Two groups of hackers—dubbed “Cozy Bear” and “Fancy Bear” by CrowdStrike, the cybersecurity firm called in by the DNC to handle the intrusion—had access to its servers for about a year before they were discovered, CrowdStrike told the Post. Fancy Bear is believed to work for the Russia’s foreign military intelligence agency GRU, while Cozy Bear’s allegiance is less clear. CrowdStrike told the Post it believes Cozy Bear may work for the Federal Security Service, the heir to the KGB, and Russian President Vladimir Putin’s former agency. The two groups did not appear to be working together, Dmitri Alperovitch, CrowdStrike co-founder and chief technology officer, told the Post.

DNC officials learned of the hack in late April after information technology workers noticed unusual network activity. CrowdStrike isn’t sure how the hackers gained access, but speculated to the Post that they may have used phishing emails—emails that appear legitimate but, when clicked, install malicious software on a user’s computer.

An anonymous tipster who sent the same document to Gawker told the the news and gossip website that he or she, not Russian hackers, was responsible for the hack. The claim was disputed by a senior DNC official. Committee officials and security experts confirmed that it was Russian hackers who committed the breach, the Post reported.   

“Our experts are confident in their assessment that the Russian government hackers were the actors responsible for the breach detected in April and May, and we believe that this release and the claims around it may be a part of a disinformation campaign by the Russians,” the official said. “We’ve deployed the recommended technology so that today our systems are secure thanks to a swift response to that attack, and we will continue to monitor our systems closely.”

The anonymous individual also told Gawker that among the stolen files was a list of DNC donors. Congresswoman Debbie Wasserman Schultz, the embattled chair of the DNC, told reporters that financial documents had not been among those stolen from DNC servers.
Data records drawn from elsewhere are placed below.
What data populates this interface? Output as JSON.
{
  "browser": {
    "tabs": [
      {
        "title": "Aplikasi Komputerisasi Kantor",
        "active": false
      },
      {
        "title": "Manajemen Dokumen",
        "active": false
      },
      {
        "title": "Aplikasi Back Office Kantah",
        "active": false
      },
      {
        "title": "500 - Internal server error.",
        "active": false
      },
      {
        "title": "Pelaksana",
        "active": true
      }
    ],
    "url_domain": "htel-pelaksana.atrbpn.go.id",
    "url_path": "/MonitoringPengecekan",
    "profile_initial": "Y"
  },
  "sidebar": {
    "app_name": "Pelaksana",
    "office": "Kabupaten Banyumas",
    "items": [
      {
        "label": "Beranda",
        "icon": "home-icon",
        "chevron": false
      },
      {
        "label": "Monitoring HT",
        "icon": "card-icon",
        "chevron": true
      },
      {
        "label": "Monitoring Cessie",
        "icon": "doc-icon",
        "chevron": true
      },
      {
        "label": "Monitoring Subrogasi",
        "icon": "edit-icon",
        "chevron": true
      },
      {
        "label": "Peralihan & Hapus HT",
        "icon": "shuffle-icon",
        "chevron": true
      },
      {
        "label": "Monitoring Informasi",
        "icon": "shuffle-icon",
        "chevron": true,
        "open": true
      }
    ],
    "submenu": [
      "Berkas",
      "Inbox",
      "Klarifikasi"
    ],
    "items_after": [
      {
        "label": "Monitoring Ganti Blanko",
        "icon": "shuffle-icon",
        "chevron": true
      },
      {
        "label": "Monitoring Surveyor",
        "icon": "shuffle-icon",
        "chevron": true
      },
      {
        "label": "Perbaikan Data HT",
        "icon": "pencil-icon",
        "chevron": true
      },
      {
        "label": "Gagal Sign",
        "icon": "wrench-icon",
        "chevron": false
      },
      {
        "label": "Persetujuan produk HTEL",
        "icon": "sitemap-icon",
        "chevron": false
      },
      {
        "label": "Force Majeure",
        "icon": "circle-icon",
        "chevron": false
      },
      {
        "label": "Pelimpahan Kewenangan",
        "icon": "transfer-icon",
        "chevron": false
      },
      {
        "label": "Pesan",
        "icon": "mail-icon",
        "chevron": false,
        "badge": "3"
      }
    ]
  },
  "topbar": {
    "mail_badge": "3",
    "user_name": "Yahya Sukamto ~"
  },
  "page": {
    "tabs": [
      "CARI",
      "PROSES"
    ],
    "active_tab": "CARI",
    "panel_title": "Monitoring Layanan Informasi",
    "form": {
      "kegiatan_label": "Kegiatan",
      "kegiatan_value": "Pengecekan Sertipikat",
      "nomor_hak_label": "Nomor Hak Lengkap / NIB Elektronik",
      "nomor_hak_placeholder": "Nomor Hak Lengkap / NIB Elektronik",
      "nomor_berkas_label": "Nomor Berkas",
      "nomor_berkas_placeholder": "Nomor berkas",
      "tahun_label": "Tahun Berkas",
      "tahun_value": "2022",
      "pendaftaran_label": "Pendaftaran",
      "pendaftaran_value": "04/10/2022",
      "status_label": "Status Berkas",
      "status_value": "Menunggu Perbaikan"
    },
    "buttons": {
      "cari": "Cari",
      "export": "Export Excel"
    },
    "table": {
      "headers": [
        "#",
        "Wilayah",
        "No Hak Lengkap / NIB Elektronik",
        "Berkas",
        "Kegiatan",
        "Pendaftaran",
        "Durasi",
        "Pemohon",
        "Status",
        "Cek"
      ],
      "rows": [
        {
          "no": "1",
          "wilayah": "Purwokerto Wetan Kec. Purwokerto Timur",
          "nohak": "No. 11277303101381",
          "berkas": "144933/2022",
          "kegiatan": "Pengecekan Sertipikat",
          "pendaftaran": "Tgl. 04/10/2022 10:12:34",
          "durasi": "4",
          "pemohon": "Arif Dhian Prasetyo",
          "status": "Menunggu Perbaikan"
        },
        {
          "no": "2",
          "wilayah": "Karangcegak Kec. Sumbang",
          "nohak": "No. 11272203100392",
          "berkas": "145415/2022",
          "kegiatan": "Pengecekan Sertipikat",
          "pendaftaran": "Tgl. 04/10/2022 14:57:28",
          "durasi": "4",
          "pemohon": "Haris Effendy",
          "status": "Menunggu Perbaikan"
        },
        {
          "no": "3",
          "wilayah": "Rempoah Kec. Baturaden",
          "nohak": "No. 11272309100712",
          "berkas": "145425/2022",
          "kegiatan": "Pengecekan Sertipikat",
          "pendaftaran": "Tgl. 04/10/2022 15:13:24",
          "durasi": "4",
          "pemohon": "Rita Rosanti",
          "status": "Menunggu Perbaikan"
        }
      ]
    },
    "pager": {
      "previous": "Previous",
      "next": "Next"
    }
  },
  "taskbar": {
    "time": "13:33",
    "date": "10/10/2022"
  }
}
“The security of our system is critical to our operation and to the confidence of the campaigns and state parties we work with,” she said. “When we discovered the intrusion, we treated this like the serious incident it is and reached out to CrowdStrike immediately. Our team moved as quickly as possible to kick out the intruders and secure our network.”